Encryption Apps Help White House Staffers Leak—and Maybe Break the Law

posted onFebruary 16, 2017
by l33tdawg

In the four tumultuous weeks since President Donald Trump’s inauguration, the White House has provided a steady stream of leaks. Some are mostly innocuous, like how Trump spends his solitary hours. Others, including reports of national security adviser Michael Flynn’s unauthorized talks with Russia, have proven devastating. In response, Trump has launched an investigation, and expressed his displeasure in a tweet: “Why are there so many illegal leaks coming out of Washington?”

Cryptography: Security engineers announce Project Wycheproof

posted onDecember 21, 2016
by l33tdawg

“Many of the algorithms used in cryptography for encryption, decryption, and authentication are complicated, especially when asymmetric, public key cryptography is being used," said Peter Bright on Monday in Ars Technica. "Over the years, these complexities have resulted in a wide range of bugs in real crypto libraries and the software that uses them."

Bright was giving us a bigger picture view in light of the good news from Google. On Monday Google announced the release of Project Wycheproof. This should ease some pain.

The best messaging apps with end-to-end encryption

posted onNovember 11, 2016
by l33tdawg

There is a growing desire to keep one’s messages private.
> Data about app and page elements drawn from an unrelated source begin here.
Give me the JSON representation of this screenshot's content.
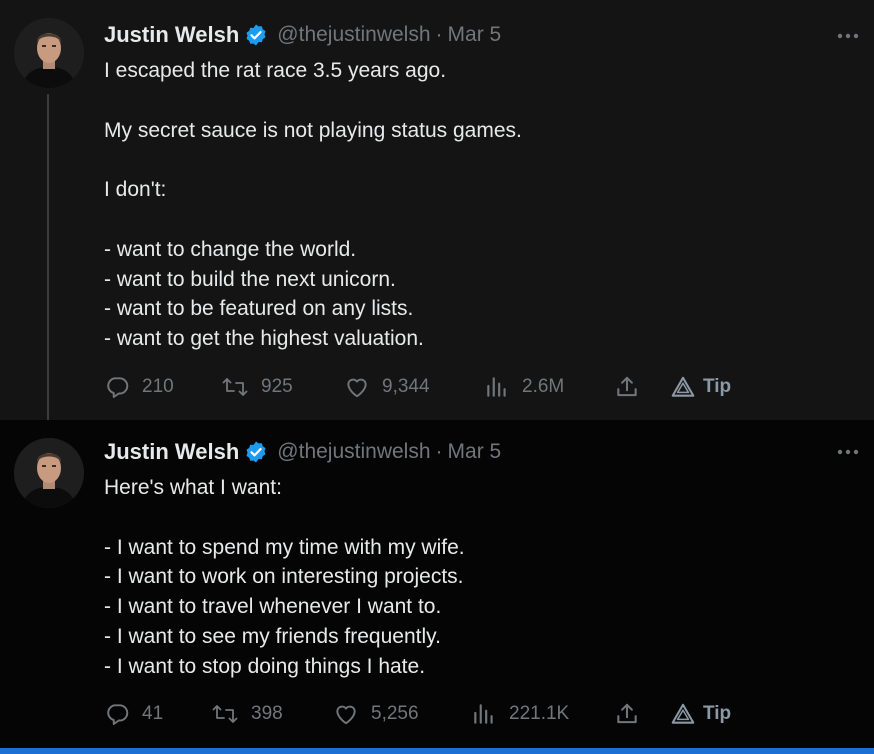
{
  "tweets": [
    {
      "author": "Justin Welsh",
      "handle": "@thejustinwelsh",
      "separator": "·",
      "date": "Mar 5",
      "lines": [
        "I escaped the rat race 3.5 years ago.",
        "",
        "My secret sauce is not playing status games.",
        "",
        "I don't:",
        "",
        "- want to change the world.",
        "- want to build the next unicorn.",
        "- want to be featured on any lists.",
        "- want to get the highest valuation."
      ],
      "replies": "210",
      "retweets": "925",
      "likes": "9,344",
      "views": "2.6M",
      "tip_label": "Tip"
    },
    {
      "author": "Justin Welsh",
      "handle": "@thejustinwelsh",
      "separator": "·",
      "date": "Mar 5",
      "lines": [
        "Here's what I want:",
        "",
        "- I want to spend my time with my wife.",
        "- I want to work on interesting projects.",
        "- I want to travel whenever I want to.",
        "- I want to see my friends frequently.",
        "- I want to stop doing things I hate."
      ],
      "replies": "41",
      "retweets": "398",
      "likes": "5,256",
      "views": "221.1K",
      "tip_label": "Tip"
    }
  ],
  "colors": {
    "text": "#e7e9ea",
    "secondary": "#71767b",
    "verified": "#1d9bf0",
    "accent_bar": "#1d6fd8"
  },
  "icons": [
    "reply-icon",
    "retweet-icon",
    "like-icon",
    "views-icon",
    "share-icon",
    "tip-icon",
    "more-icon",
    "verified-icon"
  ]
}
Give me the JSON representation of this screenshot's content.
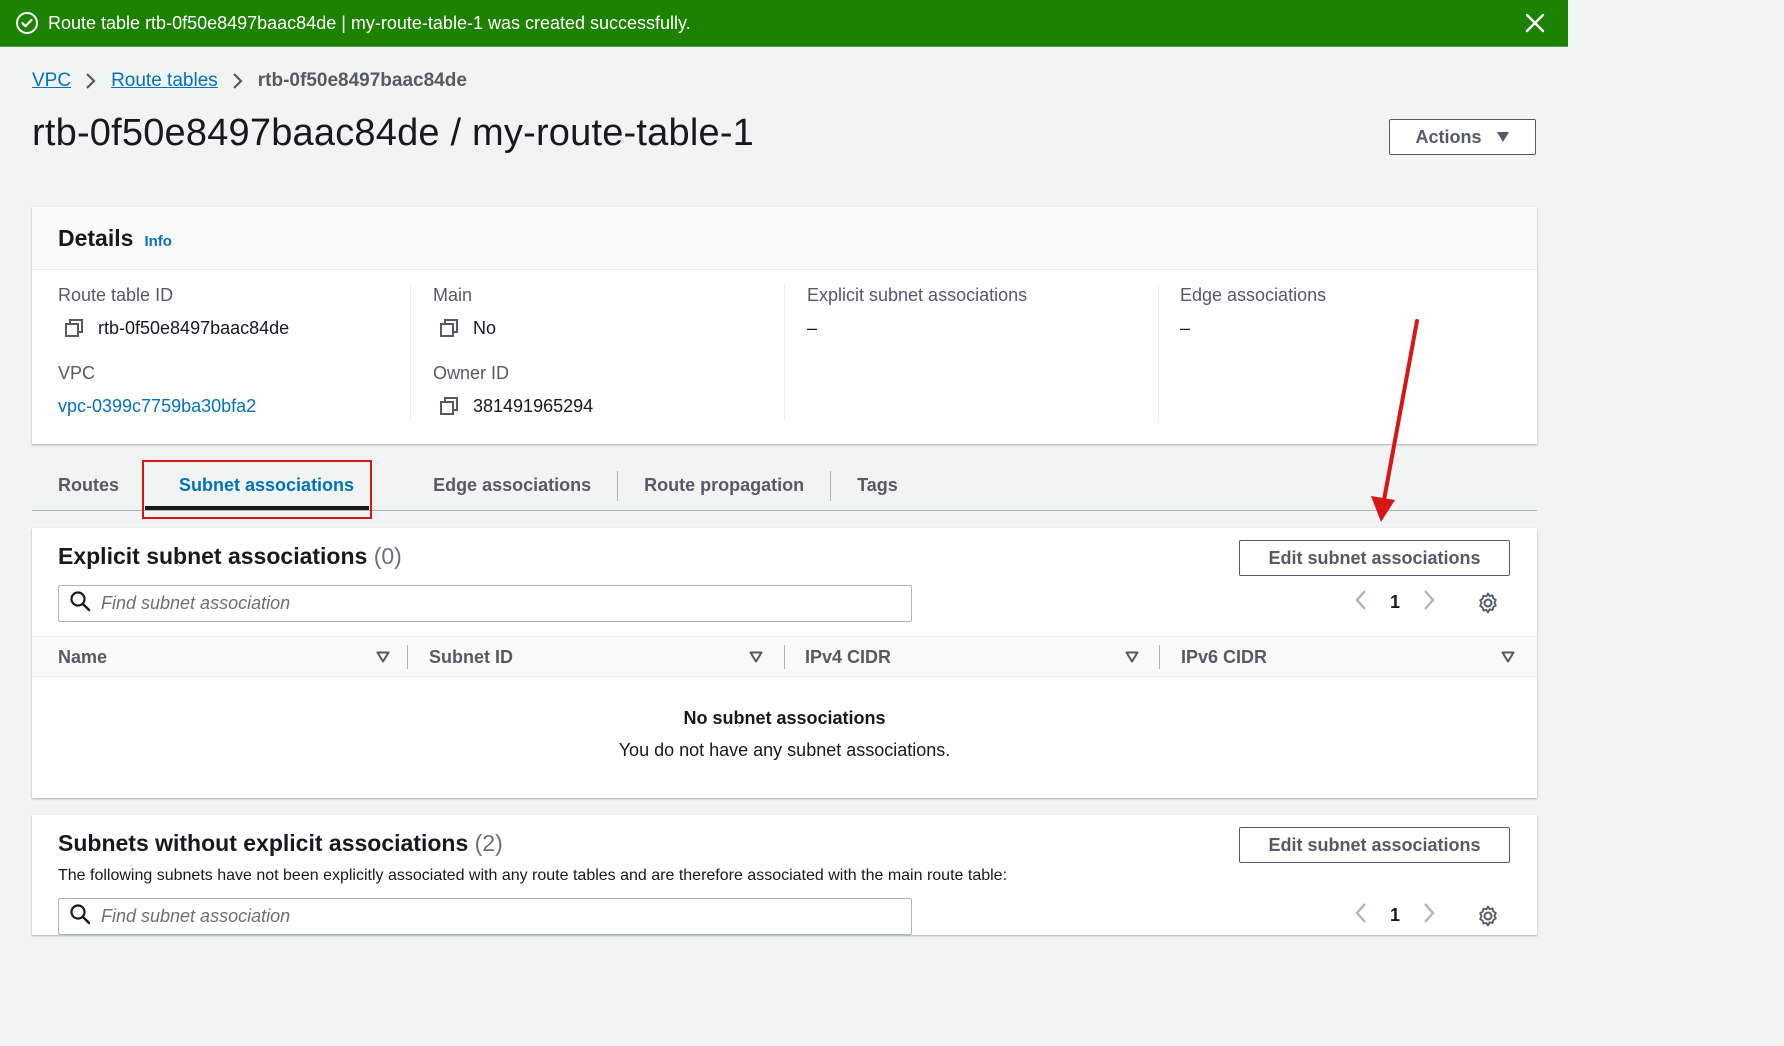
{
  "flash": {
    "message": "Route table rtb-0f50e8497baac84de | my-route-table-1 was created successfully.",
    "icon": "check-circle-icon",
    "color": "#1d8102"
  },
  "breadcrumb": {
    "items": [
      "VPC",
      "Route tables"
    ],
    "current": "rtb-0f50e8497baac84de"
  },
  "page": {
    "title": "rtb-0f50e8497baac84de / my-route-table-1",
    "actions_label": "Actions"
  },
  "details": {
    "title": "Details",
    "info": "Info",
    "route_table_id_label": "Route table ID",
    "route_table_id": "rtb-0f50e8497baac84de",
    "vpc_label": "VPC",
    "vpc": "vpc-0399c7759ba30bfa2",
    "main_label": "Main",
    "main": "No",
    "owner_label": "Owner ID",
    "owner": "381491965294",
    "explicit_label": "Explicit subnet associations",
    "explicit": "–",
    "edge_label": "Edge associations",
    "edge": "–"
  },
  "tabs": [
    "Routes",
    "Subnet associations",
    "Edge associations",
    "Route propagation",
    "Tags"
  ],
  "explicit_section": {
    "title": "Explicit subnet associations",
    "count": "(0)",
    "edit_label": "Edit subnet associations",
    "search_placeholder": "Find subnet association",
    "page": "1",
    "columns": [
      "Name",
      "Subnet ID",
      "IPv4 CIDR",
      "IPv6 CIDR"
    ],
    "empty_title": "No subnet associations",
    "empty_desc": "You do not have any subnet associations."
  },
  "without_section": {
    "title": "Subnets without explicit associations",
    "count": "(2)",
    "edit_label": "Edit subnet associations",
    "description": "The following subnets have not been explicitly associated with any route tables and are therefore associated with the main route table:",
    "search_placeholder": "Find subnet association",
    "page": "1"
  },
  "annotation_color": "#d91515",
  "link_color": "#0073bb"
}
Some users are concerned about hackers, or worry about foreign or domestic government surveillance, but most people just agree with the general principle that what you say in your chat conversations ought to stay between you and the people you chat with.